  • Buying parsley seed is the cheapest way to grow this herb or you may be able to buy a pack of plug plants in the spring. To save time, you can also buy a bigger plant from the garden centre
  • Another way to save time on sowing is to buy a plant from the supermarket, as these pots often contain several plants.
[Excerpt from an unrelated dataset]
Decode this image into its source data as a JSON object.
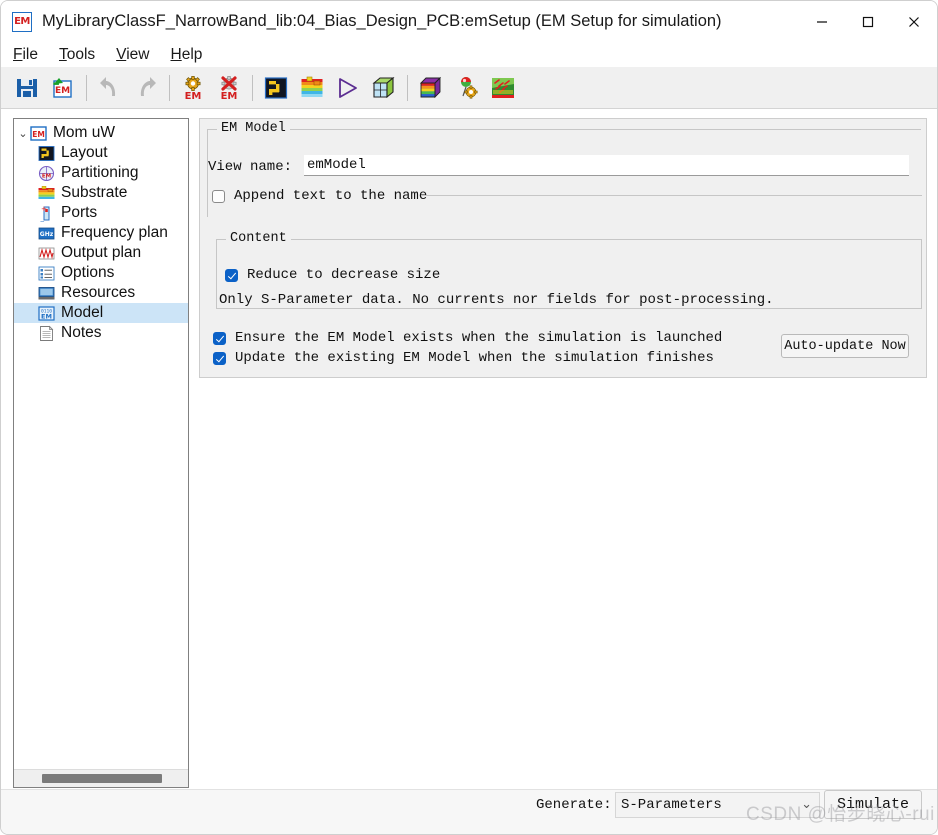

Divide the plant and pot up the sections
  • Always check plants for signs of damage or disease before planting.  

Where to buy parsley

Parsley varieties to grow

Petroselinum crispum ‘Aphrodite’ – has good-flavoured dark green leaves with a tight curl, often used as a garnish.

Petroselinum crispum 'Titan' – a flat-leaved or French variety, with small, deep-green leaves and a strong, sweet parsley flavour

Petroselinum crispum ‘Envy’ – has dark green tightly curled leaves and is also very ornamental

Petroselinum crispum ‘Gigante Napoletano’ – as the name suggests, the leaves are large, and also very aromatic